> [TASK INSTRUCTIONS]: The expected output is every entry, repeated word for word.
SUPPLIED DATA Start Marker
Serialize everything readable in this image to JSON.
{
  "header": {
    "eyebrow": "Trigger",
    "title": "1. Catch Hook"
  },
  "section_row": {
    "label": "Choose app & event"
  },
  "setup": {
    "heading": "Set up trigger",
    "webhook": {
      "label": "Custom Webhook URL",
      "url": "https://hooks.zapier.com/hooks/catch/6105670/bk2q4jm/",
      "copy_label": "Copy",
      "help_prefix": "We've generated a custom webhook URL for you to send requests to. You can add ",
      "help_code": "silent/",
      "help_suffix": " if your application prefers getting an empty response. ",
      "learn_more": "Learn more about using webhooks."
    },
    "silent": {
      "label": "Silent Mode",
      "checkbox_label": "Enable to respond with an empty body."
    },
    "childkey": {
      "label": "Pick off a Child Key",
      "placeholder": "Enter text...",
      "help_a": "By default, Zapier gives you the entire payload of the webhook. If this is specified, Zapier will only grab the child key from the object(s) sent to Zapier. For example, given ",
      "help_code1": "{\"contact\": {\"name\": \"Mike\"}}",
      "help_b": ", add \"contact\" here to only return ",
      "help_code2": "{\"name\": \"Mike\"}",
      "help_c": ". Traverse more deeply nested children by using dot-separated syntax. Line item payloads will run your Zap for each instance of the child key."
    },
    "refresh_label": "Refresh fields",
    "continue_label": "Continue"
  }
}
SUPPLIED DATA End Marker
> [OUTPUT]:
Serialize everything readable in this image to JSON.
{
  "header": {
    "eyebrow": "Trigger",
    "title": "1. Catch Hook"
  },
  "section_row": {
    "label": "Choose app & event"
  },
  "setup": {
    "heading": "Set up trigger",
    "webhook": {
      "label": "Custom Webhook URL",
      "url": "https://hooks.zapier.com/hooks/catch/6105670/bk2q4jm/",
      "copy_label": "Copy",
      "help_prefix": "We've generated a custom webhook URL for you to send requests to. You can add ",
      "help_code": "silent/",
      "help_suffix": " if your application prefers getting an empty response. ",
      "learn_more": "Learn more about using webhooks."
    },
    "silent": {
      "label": "Silent Mode",
      "checkbox_label": "Enable to respond with an empty body."
    },
    "childkey": {
      "label": "Pick off a Child Key",
      "placeholder": "Enter text...",
      "help_a": "By default, Zapier gives you the entire payload of the webhook. If this is specified, Zapier will only grab the child key from the object(s) sent to Zapier. For example, given ",
      "help_code1": "{\"contact\": {\"name\": \"Mike\"}}",
      "help_b": ", add \"contact\" here to only return ",
      "help_code2": "{\"name\": \"Mike\"}",
      "help_c": ". Traverse more deeply nested children by using dot-separated syntax. Line item payloads will run your Zap for each instance of the child key."
    },
    "refresh_label": "Refresh fields",
    "continue_label": "Continue"
  }
}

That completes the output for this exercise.